_PROMPT_
Take the line that contains "Convert this screenshot" as the first line and the final line of the records as the last; return exactly those lines and the lines between.

***** SOURCE INFORMATION *****

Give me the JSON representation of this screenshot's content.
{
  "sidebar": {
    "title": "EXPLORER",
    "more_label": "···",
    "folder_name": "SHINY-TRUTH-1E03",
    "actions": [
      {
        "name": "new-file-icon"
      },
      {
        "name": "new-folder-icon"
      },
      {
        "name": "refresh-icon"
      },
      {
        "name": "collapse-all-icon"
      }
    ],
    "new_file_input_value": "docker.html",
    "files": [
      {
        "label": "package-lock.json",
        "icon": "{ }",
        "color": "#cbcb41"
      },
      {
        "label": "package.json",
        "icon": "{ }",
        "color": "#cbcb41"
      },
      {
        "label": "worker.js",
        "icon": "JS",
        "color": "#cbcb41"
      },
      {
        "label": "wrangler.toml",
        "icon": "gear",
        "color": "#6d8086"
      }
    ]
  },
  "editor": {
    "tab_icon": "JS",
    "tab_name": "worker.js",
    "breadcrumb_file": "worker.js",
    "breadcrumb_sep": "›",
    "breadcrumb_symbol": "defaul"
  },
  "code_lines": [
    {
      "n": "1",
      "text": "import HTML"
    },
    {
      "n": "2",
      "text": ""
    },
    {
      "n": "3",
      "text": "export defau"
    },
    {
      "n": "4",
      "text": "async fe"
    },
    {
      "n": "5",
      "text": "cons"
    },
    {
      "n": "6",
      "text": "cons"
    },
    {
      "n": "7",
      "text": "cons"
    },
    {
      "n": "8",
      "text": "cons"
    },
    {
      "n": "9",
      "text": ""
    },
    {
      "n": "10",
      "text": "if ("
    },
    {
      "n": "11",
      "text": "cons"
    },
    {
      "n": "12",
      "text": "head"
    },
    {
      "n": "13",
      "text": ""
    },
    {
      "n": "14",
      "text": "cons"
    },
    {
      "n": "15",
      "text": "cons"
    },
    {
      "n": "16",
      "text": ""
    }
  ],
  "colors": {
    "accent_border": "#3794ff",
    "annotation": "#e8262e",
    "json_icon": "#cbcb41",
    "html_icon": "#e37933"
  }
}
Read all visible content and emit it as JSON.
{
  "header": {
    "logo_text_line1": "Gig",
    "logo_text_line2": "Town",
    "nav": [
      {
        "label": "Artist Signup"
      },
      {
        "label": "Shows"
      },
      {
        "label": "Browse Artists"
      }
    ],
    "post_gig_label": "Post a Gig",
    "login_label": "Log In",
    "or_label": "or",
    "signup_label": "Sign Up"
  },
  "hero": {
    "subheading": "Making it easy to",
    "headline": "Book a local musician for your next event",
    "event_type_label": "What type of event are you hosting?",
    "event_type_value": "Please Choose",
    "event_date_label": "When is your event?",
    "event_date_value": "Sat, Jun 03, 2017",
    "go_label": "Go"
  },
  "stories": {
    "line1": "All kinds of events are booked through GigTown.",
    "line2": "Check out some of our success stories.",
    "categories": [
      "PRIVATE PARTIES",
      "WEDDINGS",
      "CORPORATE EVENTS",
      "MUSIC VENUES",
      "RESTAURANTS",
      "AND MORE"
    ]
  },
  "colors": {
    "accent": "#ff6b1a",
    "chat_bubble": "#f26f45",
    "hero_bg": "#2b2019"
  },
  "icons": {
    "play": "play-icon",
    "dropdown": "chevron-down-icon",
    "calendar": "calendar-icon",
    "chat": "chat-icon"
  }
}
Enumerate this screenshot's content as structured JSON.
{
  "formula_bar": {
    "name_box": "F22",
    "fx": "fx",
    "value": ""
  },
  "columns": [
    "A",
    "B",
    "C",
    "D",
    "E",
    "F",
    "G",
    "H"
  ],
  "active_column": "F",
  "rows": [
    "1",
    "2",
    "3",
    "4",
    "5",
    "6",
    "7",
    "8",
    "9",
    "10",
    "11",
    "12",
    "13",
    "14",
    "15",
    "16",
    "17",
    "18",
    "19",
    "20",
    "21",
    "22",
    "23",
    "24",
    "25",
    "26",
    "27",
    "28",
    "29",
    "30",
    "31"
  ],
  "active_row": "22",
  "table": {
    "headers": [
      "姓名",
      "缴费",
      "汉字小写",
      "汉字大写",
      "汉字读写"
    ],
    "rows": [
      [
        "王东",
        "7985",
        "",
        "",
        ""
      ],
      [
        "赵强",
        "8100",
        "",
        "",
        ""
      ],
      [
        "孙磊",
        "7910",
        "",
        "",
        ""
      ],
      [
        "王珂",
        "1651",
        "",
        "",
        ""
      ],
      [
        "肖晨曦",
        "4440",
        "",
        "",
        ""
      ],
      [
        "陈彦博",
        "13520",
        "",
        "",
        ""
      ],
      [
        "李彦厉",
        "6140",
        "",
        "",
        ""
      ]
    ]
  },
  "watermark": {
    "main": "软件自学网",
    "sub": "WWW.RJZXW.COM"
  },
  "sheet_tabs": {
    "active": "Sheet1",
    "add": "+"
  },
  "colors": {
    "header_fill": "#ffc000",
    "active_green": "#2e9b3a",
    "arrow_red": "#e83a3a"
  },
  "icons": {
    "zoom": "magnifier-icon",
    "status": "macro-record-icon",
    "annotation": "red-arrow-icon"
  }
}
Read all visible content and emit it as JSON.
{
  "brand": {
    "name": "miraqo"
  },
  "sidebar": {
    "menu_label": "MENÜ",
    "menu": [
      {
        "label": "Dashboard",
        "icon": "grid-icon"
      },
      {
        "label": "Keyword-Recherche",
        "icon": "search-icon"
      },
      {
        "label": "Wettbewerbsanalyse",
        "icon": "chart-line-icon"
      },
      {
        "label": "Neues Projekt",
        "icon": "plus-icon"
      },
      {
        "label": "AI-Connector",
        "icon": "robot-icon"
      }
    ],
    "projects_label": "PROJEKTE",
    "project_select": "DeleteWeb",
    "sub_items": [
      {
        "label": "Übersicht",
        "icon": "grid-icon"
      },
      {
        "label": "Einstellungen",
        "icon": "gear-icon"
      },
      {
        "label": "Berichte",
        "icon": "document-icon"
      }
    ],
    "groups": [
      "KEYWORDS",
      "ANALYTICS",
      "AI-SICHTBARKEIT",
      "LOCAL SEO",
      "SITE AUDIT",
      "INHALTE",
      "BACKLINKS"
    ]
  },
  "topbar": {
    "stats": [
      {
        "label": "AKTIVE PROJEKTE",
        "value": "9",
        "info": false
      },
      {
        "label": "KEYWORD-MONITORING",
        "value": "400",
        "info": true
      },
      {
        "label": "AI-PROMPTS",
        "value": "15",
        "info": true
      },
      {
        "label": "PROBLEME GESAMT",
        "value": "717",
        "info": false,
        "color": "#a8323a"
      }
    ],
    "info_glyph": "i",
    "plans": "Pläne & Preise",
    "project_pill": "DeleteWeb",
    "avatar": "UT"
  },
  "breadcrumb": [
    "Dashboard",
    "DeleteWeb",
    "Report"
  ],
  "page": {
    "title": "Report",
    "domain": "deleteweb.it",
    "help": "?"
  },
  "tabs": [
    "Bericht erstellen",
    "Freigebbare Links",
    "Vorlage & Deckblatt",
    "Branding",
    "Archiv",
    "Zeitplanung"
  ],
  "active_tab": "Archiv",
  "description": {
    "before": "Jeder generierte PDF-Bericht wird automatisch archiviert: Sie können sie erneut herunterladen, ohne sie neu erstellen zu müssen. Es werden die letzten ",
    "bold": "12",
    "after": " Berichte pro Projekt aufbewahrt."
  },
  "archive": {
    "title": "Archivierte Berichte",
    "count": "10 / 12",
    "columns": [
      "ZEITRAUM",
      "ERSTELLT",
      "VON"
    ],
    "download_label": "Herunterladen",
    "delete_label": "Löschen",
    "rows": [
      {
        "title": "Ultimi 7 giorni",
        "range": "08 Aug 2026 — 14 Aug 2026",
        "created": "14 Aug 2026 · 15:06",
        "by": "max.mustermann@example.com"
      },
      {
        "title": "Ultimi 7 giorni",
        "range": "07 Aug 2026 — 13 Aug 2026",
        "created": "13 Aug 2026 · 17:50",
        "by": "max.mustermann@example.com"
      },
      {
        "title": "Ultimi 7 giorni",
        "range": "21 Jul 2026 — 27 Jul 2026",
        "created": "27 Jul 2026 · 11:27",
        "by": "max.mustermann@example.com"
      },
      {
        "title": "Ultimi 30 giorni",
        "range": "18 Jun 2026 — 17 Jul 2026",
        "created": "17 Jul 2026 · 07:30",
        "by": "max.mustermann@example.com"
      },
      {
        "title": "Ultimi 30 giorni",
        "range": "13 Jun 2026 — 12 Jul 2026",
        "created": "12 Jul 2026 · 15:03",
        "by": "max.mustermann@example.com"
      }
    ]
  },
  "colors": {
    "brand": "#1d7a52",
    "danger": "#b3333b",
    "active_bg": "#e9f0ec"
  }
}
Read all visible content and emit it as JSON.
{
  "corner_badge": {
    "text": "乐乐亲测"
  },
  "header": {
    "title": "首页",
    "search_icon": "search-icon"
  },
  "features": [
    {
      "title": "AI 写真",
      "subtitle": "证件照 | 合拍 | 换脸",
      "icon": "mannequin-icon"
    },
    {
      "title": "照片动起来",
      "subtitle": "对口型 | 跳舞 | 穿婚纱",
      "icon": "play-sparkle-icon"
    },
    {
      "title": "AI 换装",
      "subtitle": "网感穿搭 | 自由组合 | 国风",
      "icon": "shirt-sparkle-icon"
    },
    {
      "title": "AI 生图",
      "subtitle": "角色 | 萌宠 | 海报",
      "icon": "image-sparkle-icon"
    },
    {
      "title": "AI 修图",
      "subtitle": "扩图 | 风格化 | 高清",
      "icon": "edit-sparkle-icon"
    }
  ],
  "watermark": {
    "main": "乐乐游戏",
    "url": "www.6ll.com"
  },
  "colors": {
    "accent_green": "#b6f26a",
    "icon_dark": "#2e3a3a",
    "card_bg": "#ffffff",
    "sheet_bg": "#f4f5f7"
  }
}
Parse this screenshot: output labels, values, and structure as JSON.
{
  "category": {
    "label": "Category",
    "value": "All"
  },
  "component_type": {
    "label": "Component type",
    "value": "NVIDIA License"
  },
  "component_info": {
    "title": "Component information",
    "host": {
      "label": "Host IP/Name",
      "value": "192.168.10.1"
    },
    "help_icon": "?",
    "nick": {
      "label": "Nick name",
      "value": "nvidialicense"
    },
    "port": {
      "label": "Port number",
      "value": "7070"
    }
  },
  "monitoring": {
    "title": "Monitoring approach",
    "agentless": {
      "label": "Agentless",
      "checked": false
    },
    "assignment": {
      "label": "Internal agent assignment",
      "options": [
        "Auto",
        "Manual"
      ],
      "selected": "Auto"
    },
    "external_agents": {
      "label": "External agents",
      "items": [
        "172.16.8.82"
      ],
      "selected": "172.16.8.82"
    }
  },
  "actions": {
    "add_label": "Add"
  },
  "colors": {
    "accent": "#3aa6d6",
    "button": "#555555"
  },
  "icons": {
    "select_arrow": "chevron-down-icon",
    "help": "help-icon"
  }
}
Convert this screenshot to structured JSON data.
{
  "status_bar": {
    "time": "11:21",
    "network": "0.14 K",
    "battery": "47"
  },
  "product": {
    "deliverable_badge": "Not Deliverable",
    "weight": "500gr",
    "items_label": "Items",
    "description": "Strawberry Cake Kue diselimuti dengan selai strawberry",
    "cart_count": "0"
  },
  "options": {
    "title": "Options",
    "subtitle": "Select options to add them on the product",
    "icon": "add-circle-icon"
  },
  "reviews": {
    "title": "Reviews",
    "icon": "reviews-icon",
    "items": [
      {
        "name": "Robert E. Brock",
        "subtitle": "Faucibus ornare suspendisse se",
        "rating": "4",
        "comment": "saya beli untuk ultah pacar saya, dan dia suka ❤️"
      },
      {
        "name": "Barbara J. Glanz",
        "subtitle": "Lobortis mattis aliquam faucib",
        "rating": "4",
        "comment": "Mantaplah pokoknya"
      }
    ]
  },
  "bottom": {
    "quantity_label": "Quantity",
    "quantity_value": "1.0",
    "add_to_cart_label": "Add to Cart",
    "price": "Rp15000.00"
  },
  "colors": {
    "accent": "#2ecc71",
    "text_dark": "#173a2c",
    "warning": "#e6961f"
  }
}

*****

_OUTPUT FOR THIS EXERCISE_
Convert this screenshot to structured JSON data.
{
  "status_bar": {
    "time": "11:21",
    "network": "0.14 K",
    "battery": "47"
  },
  "product": {
    "deliverable_badge": "Not Deliverable",
    "weight": "500gr",
    "items_label": "Items",
    "description": "Strawberry Cake Kue diselimuti dengan selai strawberry",
    "cart_count": "0"
  },
  "options": {
    "title": "Options",
    "subtitle": "Select options to add them on the product",
    "icon": "add-circle-icon"
  },
  "reviews": {
    "title": "Reviews",
    "icon": "reviews-icon",
    "items": [
      {
        "name": "Robert E. Brock",
        "subtitle": "Faucibus ornare suspendisse se",
        "rating": "4",
        "comment": "saya beli untuk ultah pacar saya, dan dia suka ❤️"
      },
      {
        "name": "Barbara J. Glanz",
        "subtitle": "Lobortis mattis aliquam faucib",
        "rating": "4",
        "comment": "Mantaplah pokoknya"
      }
    ]
  },
  "bottom": {
    "quantity_label": "Quantity",
    "quantity_value": "1.0",
    "add_to_cart_label": "Add to Cart",
    "price": "Rp15000.00"
  },
  "colors": {
    "accent": "#2ecc71",
    "text_dark": "#173a2c",
    "warning": "#e6961f"
  }
}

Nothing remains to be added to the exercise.